    Fair enough, and good counterpoint on the details. My point was more around the general rather than specific observation that big budgets often lead to a “build the most expensive machine in the hospital” (Monty Python reference) approach rather than focusing on addressing the key risk-reducing question in a focused and efficient way.
    Sent from my iPad

  • Steve Betz

    I completely agree that many organizations seem too willing to go “all-in” only and don’t try to support/disprove projects surgically (and early). I’ve worked in ones where once it was “go”, it was almost impossible to pull the plug because losing-face was unacceptable. Nimble, focused orgs MUST avoid that trap.

  • http://thedivelab.com Sebastien Murat

    Bruce.

    Though I generally agree with your section on ID, those non-ID vestigial `errors´ are small enough not to really break one’s back. Also, ID does not necessitate that we be perfectly or even, indeed, well adapted, say, specialized to our environment. Going without the surplus, and lean, i.e., specialized might be intelligent in in a very stable & predicatble environment, but hardly in an increasingly dynamic & unpredictable one. Actually, it could be argued that the opposite is true, i.e., having a sufficient amount of `junk´ seems intelligent in the face of an uncertain future, especially one undergoing accelerated change, since even evolution can’t see around the corner. Think of it has a junk-yard offering unmatched capability for bricolage, on the run or, for an analogy you might be able to easily relate to, preparing for a camping trip. I know that more than half the stuff I take camping I don’t need (inexperienced camper? smart camper?). Now, I don’t know for sure which things I surely will need, basics aside, so I take as much as I can (the `you never know it could rain or we might be attacked by some wild animal´ thingy). Of course, some things on any trip prove useless, maybe even render the trip downright uncomfortable, maybe even giving me a sore back, and all the more on the way back because I wasn’t in a position to throw it all away, for I might need it on the next trip. In such case, selecting for things with redundancies (evolvability) seems awfully like ID. Indeed, there exists evidence of life selecting for evolvability.

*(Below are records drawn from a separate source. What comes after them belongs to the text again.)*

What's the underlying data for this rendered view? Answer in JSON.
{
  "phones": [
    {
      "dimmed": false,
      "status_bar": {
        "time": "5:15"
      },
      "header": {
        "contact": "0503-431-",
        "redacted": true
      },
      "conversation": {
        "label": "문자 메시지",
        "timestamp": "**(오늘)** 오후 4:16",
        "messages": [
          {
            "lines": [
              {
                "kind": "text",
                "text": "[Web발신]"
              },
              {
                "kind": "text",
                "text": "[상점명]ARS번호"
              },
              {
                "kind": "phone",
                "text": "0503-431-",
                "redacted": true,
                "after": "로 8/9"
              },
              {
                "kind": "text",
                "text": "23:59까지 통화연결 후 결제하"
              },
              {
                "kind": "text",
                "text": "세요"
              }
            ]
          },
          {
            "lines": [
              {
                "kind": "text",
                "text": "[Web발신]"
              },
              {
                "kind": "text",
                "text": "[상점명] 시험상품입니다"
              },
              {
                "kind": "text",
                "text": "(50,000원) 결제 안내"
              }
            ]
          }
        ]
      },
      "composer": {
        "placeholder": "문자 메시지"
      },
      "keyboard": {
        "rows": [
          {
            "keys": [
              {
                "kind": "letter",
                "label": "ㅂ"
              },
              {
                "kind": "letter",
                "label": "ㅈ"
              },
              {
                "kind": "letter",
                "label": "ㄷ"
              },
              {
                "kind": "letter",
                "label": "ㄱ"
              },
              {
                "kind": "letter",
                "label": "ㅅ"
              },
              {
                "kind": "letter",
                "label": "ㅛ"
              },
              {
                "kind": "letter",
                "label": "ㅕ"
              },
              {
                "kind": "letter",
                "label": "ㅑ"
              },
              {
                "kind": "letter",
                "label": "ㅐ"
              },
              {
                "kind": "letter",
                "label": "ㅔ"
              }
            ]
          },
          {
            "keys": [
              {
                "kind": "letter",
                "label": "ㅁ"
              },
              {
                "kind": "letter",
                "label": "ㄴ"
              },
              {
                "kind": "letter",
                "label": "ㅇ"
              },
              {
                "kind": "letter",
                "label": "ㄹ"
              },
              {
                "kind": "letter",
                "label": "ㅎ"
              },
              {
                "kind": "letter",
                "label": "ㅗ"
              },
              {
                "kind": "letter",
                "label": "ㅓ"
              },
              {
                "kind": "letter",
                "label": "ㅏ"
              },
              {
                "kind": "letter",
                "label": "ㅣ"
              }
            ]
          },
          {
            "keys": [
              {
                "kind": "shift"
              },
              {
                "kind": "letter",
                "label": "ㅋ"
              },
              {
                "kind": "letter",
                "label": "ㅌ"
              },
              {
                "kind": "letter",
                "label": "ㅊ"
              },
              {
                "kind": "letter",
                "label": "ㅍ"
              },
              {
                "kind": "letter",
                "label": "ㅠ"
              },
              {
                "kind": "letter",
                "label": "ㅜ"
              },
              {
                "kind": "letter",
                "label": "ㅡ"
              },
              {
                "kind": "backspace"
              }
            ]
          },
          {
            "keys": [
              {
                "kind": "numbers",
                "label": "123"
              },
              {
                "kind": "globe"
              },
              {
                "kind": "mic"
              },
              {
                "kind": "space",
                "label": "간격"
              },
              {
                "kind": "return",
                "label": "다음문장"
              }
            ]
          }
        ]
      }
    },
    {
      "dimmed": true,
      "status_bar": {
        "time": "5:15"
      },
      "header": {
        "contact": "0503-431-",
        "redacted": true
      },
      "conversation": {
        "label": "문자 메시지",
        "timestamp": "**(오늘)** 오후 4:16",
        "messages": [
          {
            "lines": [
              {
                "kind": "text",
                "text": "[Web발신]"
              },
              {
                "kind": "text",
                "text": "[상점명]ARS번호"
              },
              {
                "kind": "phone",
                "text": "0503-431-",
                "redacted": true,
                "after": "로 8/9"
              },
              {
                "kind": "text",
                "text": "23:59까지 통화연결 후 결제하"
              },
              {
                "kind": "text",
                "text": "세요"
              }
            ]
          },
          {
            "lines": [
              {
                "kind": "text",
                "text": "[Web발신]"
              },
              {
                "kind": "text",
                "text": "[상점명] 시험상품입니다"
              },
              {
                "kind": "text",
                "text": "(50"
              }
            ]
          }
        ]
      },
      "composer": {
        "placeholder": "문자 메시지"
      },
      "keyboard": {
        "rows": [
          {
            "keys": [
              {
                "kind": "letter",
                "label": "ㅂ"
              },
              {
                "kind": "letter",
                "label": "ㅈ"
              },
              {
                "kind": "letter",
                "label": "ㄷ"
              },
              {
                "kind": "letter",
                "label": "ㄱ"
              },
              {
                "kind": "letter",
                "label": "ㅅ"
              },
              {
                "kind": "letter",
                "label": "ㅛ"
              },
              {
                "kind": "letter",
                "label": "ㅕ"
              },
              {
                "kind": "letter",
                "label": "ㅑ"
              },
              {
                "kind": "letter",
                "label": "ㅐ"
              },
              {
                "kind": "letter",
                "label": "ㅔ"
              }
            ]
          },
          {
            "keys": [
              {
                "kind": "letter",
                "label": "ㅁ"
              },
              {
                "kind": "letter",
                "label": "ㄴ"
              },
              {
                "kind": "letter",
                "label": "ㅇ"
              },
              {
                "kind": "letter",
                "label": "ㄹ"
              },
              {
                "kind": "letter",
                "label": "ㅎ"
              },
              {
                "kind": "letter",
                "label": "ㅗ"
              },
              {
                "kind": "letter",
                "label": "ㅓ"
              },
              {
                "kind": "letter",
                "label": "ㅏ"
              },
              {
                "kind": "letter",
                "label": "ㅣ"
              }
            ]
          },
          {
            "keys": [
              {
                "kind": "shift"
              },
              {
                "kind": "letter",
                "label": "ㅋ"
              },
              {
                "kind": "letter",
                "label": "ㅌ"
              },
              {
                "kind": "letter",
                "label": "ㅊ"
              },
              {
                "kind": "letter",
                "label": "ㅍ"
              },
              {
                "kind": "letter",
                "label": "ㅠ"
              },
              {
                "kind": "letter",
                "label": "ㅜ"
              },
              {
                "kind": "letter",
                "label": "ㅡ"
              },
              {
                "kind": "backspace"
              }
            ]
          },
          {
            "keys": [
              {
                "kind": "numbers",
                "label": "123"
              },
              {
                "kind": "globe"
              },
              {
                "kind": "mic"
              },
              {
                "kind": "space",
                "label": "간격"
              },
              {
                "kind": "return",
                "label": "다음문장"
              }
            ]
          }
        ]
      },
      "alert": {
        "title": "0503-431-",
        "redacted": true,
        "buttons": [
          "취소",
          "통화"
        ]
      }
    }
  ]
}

    The link below of a picture story adventure I experienced shows how those vestigial remnants needn’t be all bad, could actually be quite good, maybe even very, very good in terms of offering an in-the-distant-future optionality & avoid going extinct, i.e., not just at the organism level, but at all levels, including, as is the case in point, an übermodel of a start-up biotech built for unmatched, say, omnipotent optionality.

    Once again, thanks for all your stimulating pieces, like gems in a junk-yard!

    http://www.slideshare.net/SebastienMurat/hibernaut-human-20doco-pitchdeckthe-dive-lab

    PS: it’s best read as a bed-time story :-)